» ASSIGNED TASK:
The following entries should be restated word for word, pictures excluded.
*** RECORDS TO USE ***
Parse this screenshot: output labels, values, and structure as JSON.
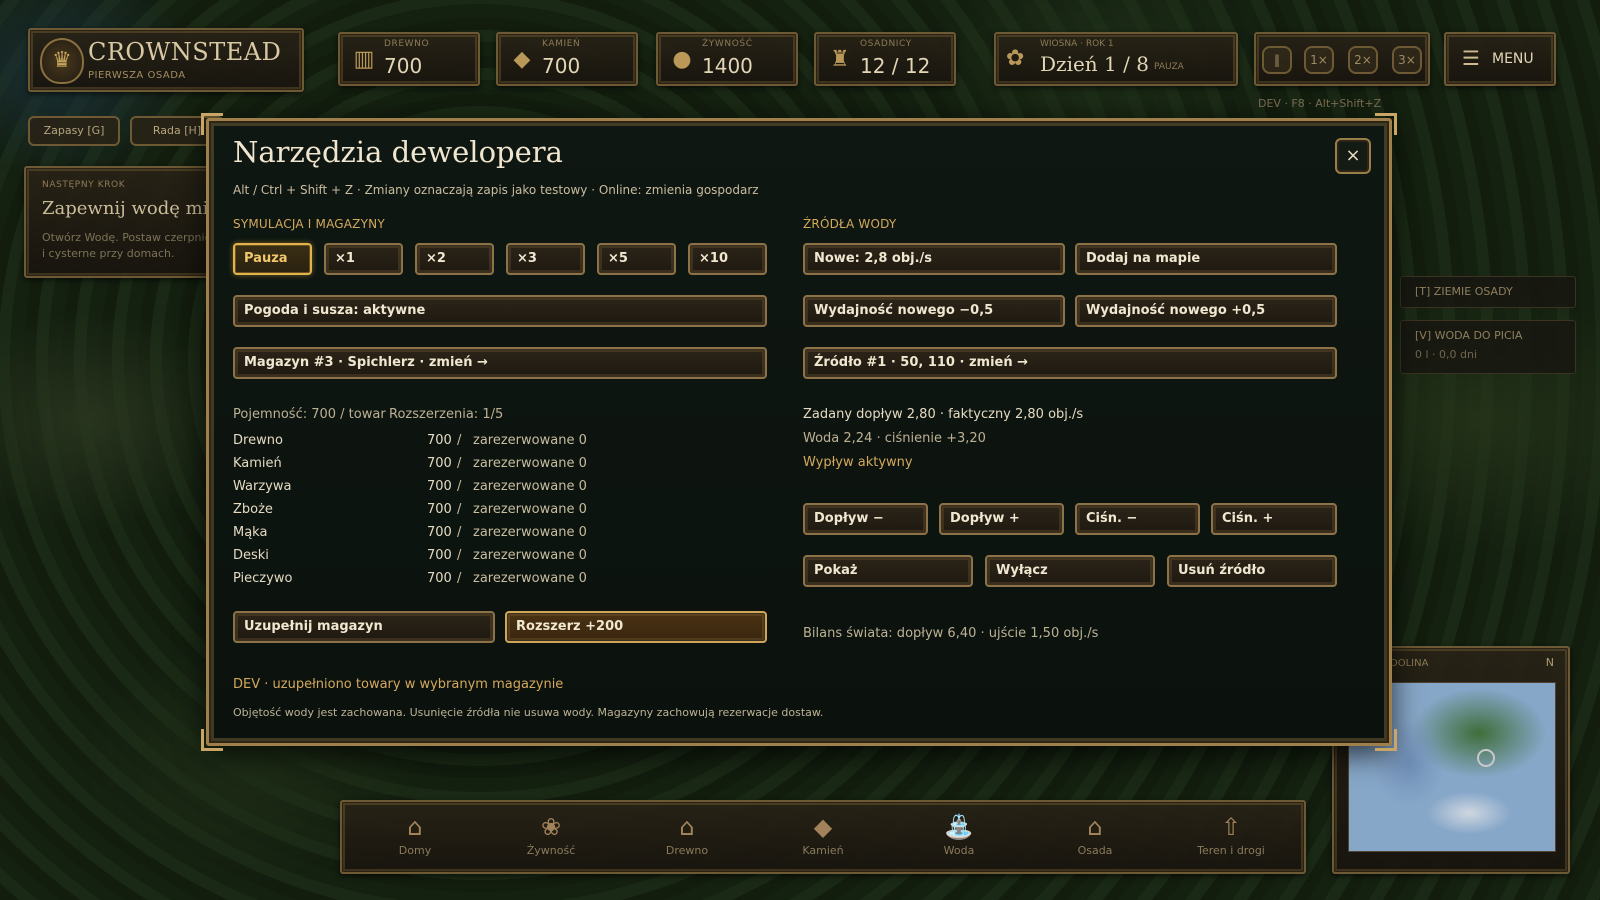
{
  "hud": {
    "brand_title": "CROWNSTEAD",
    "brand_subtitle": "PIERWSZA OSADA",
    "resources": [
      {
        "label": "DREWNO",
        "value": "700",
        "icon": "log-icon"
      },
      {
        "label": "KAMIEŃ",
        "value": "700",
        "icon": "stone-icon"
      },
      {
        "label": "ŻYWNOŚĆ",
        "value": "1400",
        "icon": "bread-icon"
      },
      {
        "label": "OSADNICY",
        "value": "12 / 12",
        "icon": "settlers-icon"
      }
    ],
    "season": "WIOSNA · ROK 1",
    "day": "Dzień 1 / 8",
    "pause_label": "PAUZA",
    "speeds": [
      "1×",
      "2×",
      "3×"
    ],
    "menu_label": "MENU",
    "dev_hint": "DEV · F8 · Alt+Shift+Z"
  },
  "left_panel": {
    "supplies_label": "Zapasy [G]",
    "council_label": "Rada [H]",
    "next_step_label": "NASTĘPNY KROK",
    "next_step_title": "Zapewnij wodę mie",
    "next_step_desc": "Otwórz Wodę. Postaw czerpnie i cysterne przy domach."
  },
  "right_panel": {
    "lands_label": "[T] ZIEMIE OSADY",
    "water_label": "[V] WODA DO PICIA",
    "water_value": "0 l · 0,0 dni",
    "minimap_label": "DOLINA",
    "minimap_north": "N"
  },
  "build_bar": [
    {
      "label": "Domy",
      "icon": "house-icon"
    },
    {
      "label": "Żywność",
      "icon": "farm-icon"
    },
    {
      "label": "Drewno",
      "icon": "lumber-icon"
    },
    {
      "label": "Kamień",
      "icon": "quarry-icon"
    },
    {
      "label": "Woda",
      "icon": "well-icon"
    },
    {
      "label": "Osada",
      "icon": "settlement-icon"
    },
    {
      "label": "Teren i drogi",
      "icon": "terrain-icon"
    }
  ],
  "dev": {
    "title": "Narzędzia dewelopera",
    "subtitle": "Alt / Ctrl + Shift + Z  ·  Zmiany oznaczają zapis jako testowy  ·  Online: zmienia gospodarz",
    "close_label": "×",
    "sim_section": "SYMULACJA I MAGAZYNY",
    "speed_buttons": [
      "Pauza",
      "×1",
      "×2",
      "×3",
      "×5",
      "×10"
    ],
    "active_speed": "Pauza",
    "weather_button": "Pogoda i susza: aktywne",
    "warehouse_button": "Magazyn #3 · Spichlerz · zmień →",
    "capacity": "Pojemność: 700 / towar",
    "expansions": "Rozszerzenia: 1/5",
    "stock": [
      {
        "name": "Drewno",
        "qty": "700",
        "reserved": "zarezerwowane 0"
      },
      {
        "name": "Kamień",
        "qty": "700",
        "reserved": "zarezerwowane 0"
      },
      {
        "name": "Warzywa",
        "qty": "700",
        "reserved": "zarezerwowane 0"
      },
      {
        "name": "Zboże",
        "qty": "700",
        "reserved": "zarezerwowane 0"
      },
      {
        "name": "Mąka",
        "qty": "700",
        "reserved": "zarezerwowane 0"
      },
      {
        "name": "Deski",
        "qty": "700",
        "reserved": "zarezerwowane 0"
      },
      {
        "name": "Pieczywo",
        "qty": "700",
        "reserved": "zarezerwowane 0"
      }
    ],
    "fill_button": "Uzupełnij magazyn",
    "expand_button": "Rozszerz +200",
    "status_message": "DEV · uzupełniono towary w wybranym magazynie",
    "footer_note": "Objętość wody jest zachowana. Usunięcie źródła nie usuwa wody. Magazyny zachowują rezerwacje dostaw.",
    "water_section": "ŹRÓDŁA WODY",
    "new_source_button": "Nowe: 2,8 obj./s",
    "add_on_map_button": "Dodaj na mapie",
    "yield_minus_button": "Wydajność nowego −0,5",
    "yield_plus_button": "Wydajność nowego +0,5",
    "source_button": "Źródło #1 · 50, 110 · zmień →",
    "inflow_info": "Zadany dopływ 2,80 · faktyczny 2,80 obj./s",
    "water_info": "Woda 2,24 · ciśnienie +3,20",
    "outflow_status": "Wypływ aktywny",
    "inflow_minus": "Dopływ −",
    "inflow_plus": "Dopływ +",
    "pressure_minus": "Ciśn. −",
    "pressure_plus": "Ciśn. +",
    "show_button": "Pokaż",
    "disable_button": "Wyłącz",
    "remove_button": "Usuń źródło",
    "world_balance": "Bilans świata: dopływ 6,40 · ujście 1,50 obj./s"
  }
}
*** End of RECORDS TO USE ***
» ANSWER SECTION:
Parse this screenshot: output labels, values, and structure as JSON.
{
  "hud": {
    "brand_title": "CROWNSTEAD",
    "brand_subtitle": "PIERWSZA OSADA",
    "resources": [
      {
        "label": "DREWNO",
        "value": "700",
        "icon": "log-icon"
      },
      {
        "label": "KAMIEŃ",
        "value": "700",
        "icon": "stone-icon"
      },
      {
        "label": "ŻYWNOŚĆ",
        "value": "1400",
        "icon": "bread-icon"
      },
      {
        "label": "OSADNICY",
        "value": "12 / 12",
        "icon": "settlers-icon"
      }
    ],
    "season": "WIOSNA · ROK 1",
    "day": "Dzień 1 / 8",
    "pause_label": "PAUZA",
    "speeds": [
      "1×",
      "2×",
      "3×"
    ],
    "menu_label": "MENU",
    "dev_hint": "DEV · F8 · Alt+Shift+Z"
  },
  "left_panel": {
    "supplies_label": "Zapasy [G]",
    "council_label": "Rada [H]",
    "next_step_label": "NASTĘPNY KROK",
    "next_step_title": "Zapewnij wodę mie",
    "next_step_desc": "Otwórz Wodę. Postaw czerpnie i cysterne przy domach."
  },
  "right_panel": {
    "lands_label": "[T] ZIEMIE OSADY",
    "water_label": "[V] WODA DO PICIA",
    "water_value": "0 l · 0,0 dni",
    "minimap_label": "DOLINA",
    "minimap_north": "N"
  },
  "build_bar": [
    {
      "label": "Domy",
      "icon": "house-icon"
    },
    {
      "label": "Żywność",
      "icon": "farm-icon"
    },
    {
      "label": "Drewno",
      "icon": "lumber-icon"
    },
    {
      "label": "Kamień",
      "icon": "quarry-icon"
    },
    {
      "label": "Woda",
      "icon": "well-icon"
    },
    {
      "label": "Osada",
      "icon": "settlement-icon"
    },
    {
      "label": "Teren i drogi",
      "icon": "terrain-icon"
    }
  ],
  "dev": {
    "title": "Narzędzia dewelopera",
    "subtitle": "Alt / Ctrl + Shift + Z  ·  Zmiany oznaczają zapis jako testowy  ·  Online: zmienia gospodarz",
    "close_label": "×",
    "sim_section": "SYMULACJA I MAGAZYNY",
    "speed_buttons": [
      "Pauza",
      "×1",
      "×2",
      "×3",
      "×5",
      "×10"
    ],
    "active_speed": "Pauza",
    "weather_button": "Pogoda i susza: aktywne",
    "warehouse_button": "Magazyn #3 · Spichlerz · zmień →",
    "capacity": "Pojemność: 700 / towar",
    "expansions": "Rozszerzenia: 1/5",
    "stock": [
      {
        "name": "Drewno",
        "qty": "700",
        "reserved": "zarezerwowane 0"
      },
      {
        "name": "Kamień",
        "qty": "700",
        "reserved": "zarezerwowane 0"
      },
      {
        "name": "Warzywa",
        "qty": "700",
        "reserved": "zarezerwowane 0"
      },
      {
        "name": "Zboże",
        "qty": "700",
        "reserved": "zarezerwowane 0"
      },
      {
        "name": "Mąka",
        "qty": "700",
        "reserved": "zarezerwowane 0"
      },
      {
        "name": "Deski",
        "qty": "700",
        "reserved": "zarezerwowane 0"
      },
      {
        "name": "Pieczywo",
        "qty": "700",
        "reserved": "zarezerwowane 0"
      }
    ],
    "fill_button": "Uzupełnij magazyn",
    "expand_button": "Rozszerz +200",
    "status_message": "DEV · uzupełniono towary w wybranym magazynie",
    "footer_note": "Objętość wody jest zachowana. Usunięcie źródła nie usuwa wody. Magazyny zachowują rezerwacje dostaw.",
    "water_section": "ŹRÓDŁA WODY",
    "new_source_button": "Nowe: 2,8 obj./s",
    "add_on_map_button": "Dodaj na mapie",
    "yield_minus_button": "Wydajność nowego −0,5",
    "yield_plus_button": "Wydajność nowego +0,5",
    "source_button": "Źródło #1 · 50, 110 · zmień →",
    "inflow_info": "Zadany dopływ 2,80 · faktyczny 2,80 obj./s",
    "water_info": "Woda 2,24 · ciśnienie +3,20",
    "outflow_status": "Wypływ aktywny",
    "inflow_minus": "Dopływ −",
    "inflow_plus": "Dopływ +",
    "pressure_minus": "Ciśn. −",
    "pressure_plus": "Ciśn. +",
    "show_button": "Pokaż",
    "disable_button": "Wyłącz",
    "remove_button": "Usuń źródło",
    "world_balance": "Bilans świata: dopływ 6,40 · ujście 1,50 obj./s"
  }
}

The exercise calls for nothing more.